> _Work to be completed_
Every line below must be copied as written, except for pictures.

(Website and app data records)
************

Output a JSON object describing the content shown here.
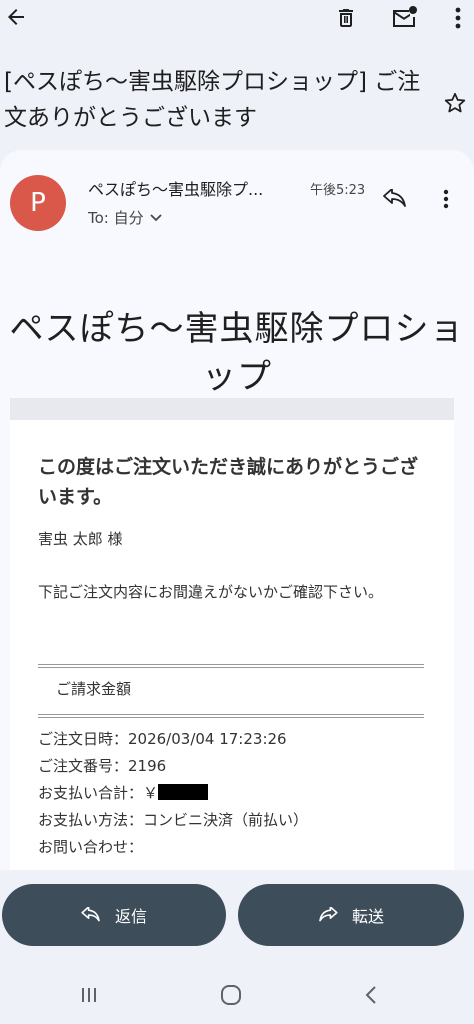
{
  "email": {
    "subject": "[ペスぽち〜害虫駆除プロショップ] ご注文ありがとうございます",
    "avatar_letter": "P",
    "sender": "ペスぽち〜害虫駆除プ...",
    "time": "午後5:23",
    "to": "To: 自分",
    "avatar_color": "#d9584a"
  },
  "body": {
    "shop_title": "ペスぽち〜害虫駆除プロショップ",
    "thanks": "この度はご注文いただき誠にありがとうございます。",
    "customer": "害虫 太郎 様",
    "notice": "下記ご注文内容にお間違えがないかご確認下さい。",
    "billing_header": "ご請求金額",
    "order_datetime": "ご注文日時：2026/03/04 17:23:26",
    "order_number": "ご注文番号：2196",
    "payment_total_label": "お支払い合計：￥",
    "payment_method": "お支払い方法：コンビニ決済（前払い）",
    "inquiry": "お問い合わせ："
  },
  "actions": {
    "reply_label": "返信",
    "forward_label": "転送",
    "button_color": "#3e4d5a"
  },
  "icons": {
    "back": "arrow-left-icon",
    "delete": "trash-icon",
    "unread": "mail-unread-icon",
    "more": "more-vert-icon",
    "star": "star-outline-icon",
    "reply": "reply-icon",
    "forward": "forward-icon"
  }
}
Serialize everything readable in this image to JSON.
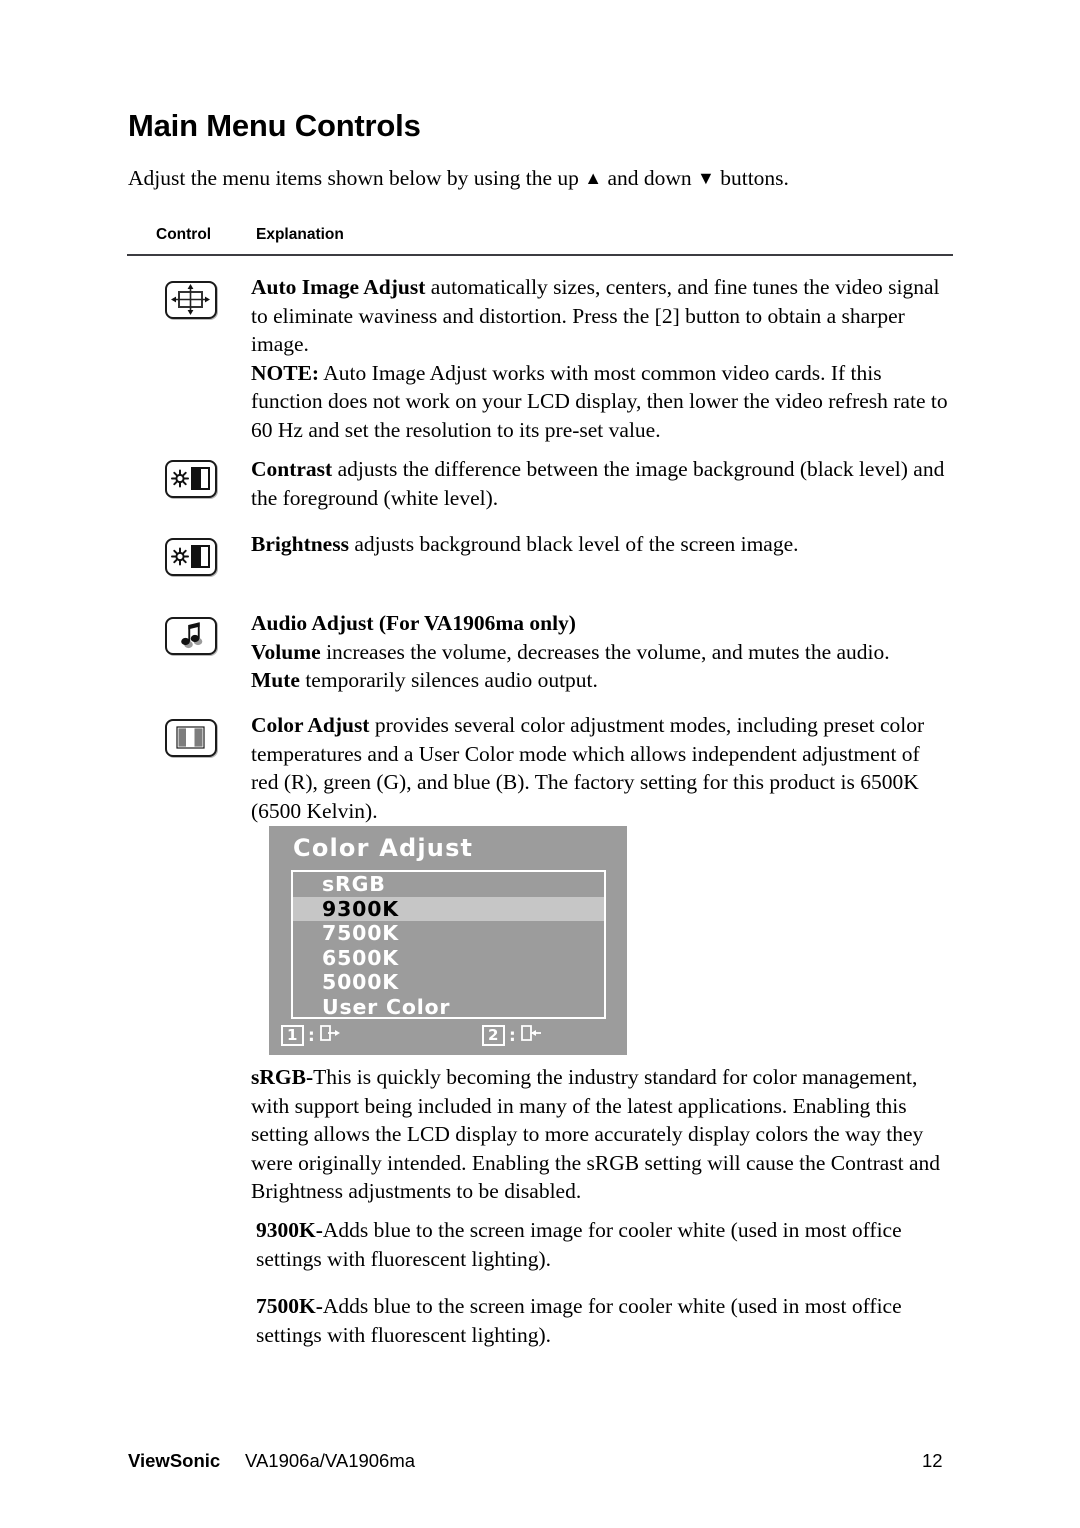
{
  "page": {
    "title": "Main Menu Controls",
    "intro_before": "Adjust the menu items shown below by using the up ",
    "intro_up_glyph": "▲",
    "intro_middle": " and down ",
    "intro_down_glyph": "▼",
    "intro_after": " buttons."
  },
  "table": {
    "header": {
      "control": "Control",
      "explanation": "Explanation"
    },
    "rows": [
      {
        "icon": "auto-image-adjust-icon",
        "term": "Auto Image Adjust",
        "body": " automatically sizes, centers, and fine tunes the video signal to eliminate waviness and distortion. Press the [2] button to obtain a sharper image.",
        "note_label": "NOTE:",
        "note_body": " Auto Image Adjust works with most common video cards. If this function does not work on your LCD display, then lower the video refresh rate to 60 Hz and set the resolution to its pre-set value."
      },
      {
        "icon": "contrast-icon",
        "term": "Contrast",
        "body": " adjusts the difference between the image background  (black level) and the foreground (white level)."
      },
      {
        "icon": "brightness-icon",
        "term": "Brightness",
        "body": " adjusts background black level of the screen image."
      },
      {
        "icon": "audio-adjust-icon",
        "heading": "Audio Adjust (For VA1906ma only)",
        "term": "Volume",
        "body": " increases the volume, decreases the volume, and mutes the audio.",
        "term2": "Mute",
        "body2": " temporarily silences audio output."
      },
      {
        "icon": "color-adjust-icon",
        "term": "Color Adjust",
        "body": " provides several color adjustment modes, including preset color temperatures and a User Color mode which allows independent adjustment of red (R), green (G), and blue (B). The factory setting for this product is 6500K (6500 Kelvin)."
      }
    ]
  },
  "osd": {
    "title": "Color Adjust",
    "items": [
      {
        "label": "sRGB",
        "selected": false
      },
      {
        "label": "9300K",
        "selected": true
      },
      {
        "label": "7500K",
        "selected": false
      },
      {
        "label": "6500K",
        "selected": false
      },
      {
        "label": "5000K",
        "selected": false
      },
      {
        "label": "User Color",
        "selected": false
      }
    ],
    "footer": {
      "key1": "1",
      "key1_sep": ":",
      "key1_icon": "exit-right-icon",
      "key2": "2",
      "key2_sep": ":",
      "key2_icon": "enter-left-icon"
    },
    "colors": {
      "background": "#9c9c9c",
      "selected_row": "#c6c6c6",
      "text": "#ffffff",
      "selected_text": "#000000"
    }
  },
  "paragraphs": [
    {
      "term": "sRGB-",
      "body": "This is quickly becoming the industry standard for color management, with support being included in many of the latest applications. Enabling this setting allows the LCD display to more accurately display colors the way they were originally intended. Enabling the sRGB setting will cause the Contrast and Brightness adjustments to be disabled."
    },
    {
      "term": "9300K-",
      "body": "Adds blue to the screen image for cooler white (used in most office settings with fluorescent lighting)."
    },
    {
      "term": "7500K-",
      "body": "Adds blue to the screen image for cooler white (used in most office settings with fluorescent lighting)."
    }
  ],
  "footer": {
    "brand": "ViewSonic",
    "model": "VA1906a/VA1906ma",
    "page_number": "12"
  }
}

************

> _Exercise solution_
Output a JSON object describing the content shown here.
{
  "email": {
    "subject": "[ペスぽち〜害虫駆除プロショップ] ご注文ありがとうございます",
    "avatar_letter": "P",
    "sender": "ペスぽち〜害虫駆除プ...",
    "time": "午後5:23",
    "to": "To: 自分",
    "avatar_color": "#d9584a"
  },
  "body": {
    "shop_title": "ペスぽち〜害虫駆除プロショップ",
    "thanks": "この度はご注文いただき誠にありがとうございます。",
    "customer": "害虫 太郎 様",
    "notice": "下記ご注文内容にお間違えがないかご確認下さい。",
    "billing_header": "ご請求金額",
    "order_datetime": "ご注文日時：2026/03/04 17:23:26",
    "order_number": "ご注文番号：2196",
    "payment_total_label": "お支払い合計：￥",
    "payment_method": "お支払い方法：コンビニ決済（前払い）",
    "inquiry": "お問い合わせ："
  },
  "actions": {
    "reply_label": "返信",
    "forward_label": "転送",
    "button_color": "#3e4d5a"
  },
  "icons": {
    "back": "arrow-left-icon",
    "delete": "trash-icon",
    "unread": "mail-unread-icon",
    "more": "more-vert-icon",
    "star": "star-outline-icon",
    "reply": "reply-icon",
    "forward": "forward-icon"
  }
}
Serialize everything readable in this image to JSON.
{
  "page": {
    "title": "Main Menu Controls",
    "intro_before": "Adjust the menu items shown below by using the up ",
    "intro_up_glyph": "▲",
    "intro_middle": " and down ",
    "intro_down_glyph": "▼",
    "intro_after": " buttons."
  },
  "table": {
    "header": {
      "control": "Control",
      "explanation": "Explanation"
    },
    "rows": [
      {
        "icon": "auto-image-adjust-icon",
        "term": "Auto Image Adjust",
        "body": " automatically sizes, centers, and fine tunes the video signal to eliminate waviness and distortion. Press the [2] button to obtain a sharper image.",
        "note_label": "NOTE:",
        "note_body": " Auto Image Adjust works with most common video cards. If this function does not work on your LCD display, then lower the video refresh rate to 60 Hz and set the resolution to its pre-set value."
      },
      {
        "icon": "contrast-icon",
        "term": "Contrast",
        "body": " adjusts the difference between the image background  (black level) and the foreground (white level)."
      },
      {
        "icon": "brightness-icon",
        "term": "Brightness",
        "body": " adjusts background black level of the screen image."
      },
      {
        "icon": "audio-adjust-icon",
        "heading": "Audio Adjust (For VA1906ma only)",
        "term": "Volume",
        "body": " increases the volume, decreases the volume, and mutes the audio.",
        "term2": "Mute",
        "body2": " temporarily silences audio output."
      },
      {
        "icon": "color-adjust-icon",
        "term": "Color Adjust",
        "body": " provides several color adjustment modes, including preset color temperatures and a User Color mode which allows independent adjustment of red (R), green (G), and blue (B). The factory setting for this product is 6500K (6500 Kelvin)."
      }
    ]
  },
  "osd": {
    "title": "Color Adjust",
    "items": [
      {
        "label": "sRGB",
        "selected": false
      },
      {
        "label": "9300K",
        "selected": true
      },
      {
        "label": "7500K",
        "selected": false
      },
      {
        "label": "6500K",
        "selected": false
      },
      {
        "label": "5000K",
        "selected": false
      },
      {
        "label": "User Color",
        "selected": false
      }
    ],
    "footer": {
      "key1": "1",
      "key1_sep": ":",
      "key1_icon": "exit-right-icon",
      "key2": "2",
      "key2_sep": ":",
      "key2_icon": "enter-left-icon"
    },
    "colors": {
      "background": "#9c9c9c",
      "selected_row": "#c6c6c6",
      "text": "#ffffff",
      "selected_text": "#000000"
    }
  },
  "paragraphs": [
    {
      "term": "sRGB-",
      "body": "This is quickly becoming the industry standard for color management, with support being included in many of the latest applications. Enabling this setting allows the LCD display to more accurately display colors the way they were originally intended. Enabling the sRGB setting will cause the Contrast and Brightness adjustments to be disabled."
    },
    {
      "term": "9300K-",
      "body": "Adds blue to the screen image for cooler white (used in most office settings with fluorescent lighting)."
    },
    {
      "term": "7500K-",
      "body": "Adds blue to the screen image for cooler white (used in most office settings with fluorescent lighting)."
    }
  ],
  "footer": {
    "brand": "ViewSonic",
    "model": "VA1906a/VA1906ma",
    "page_number": "12"
  }
}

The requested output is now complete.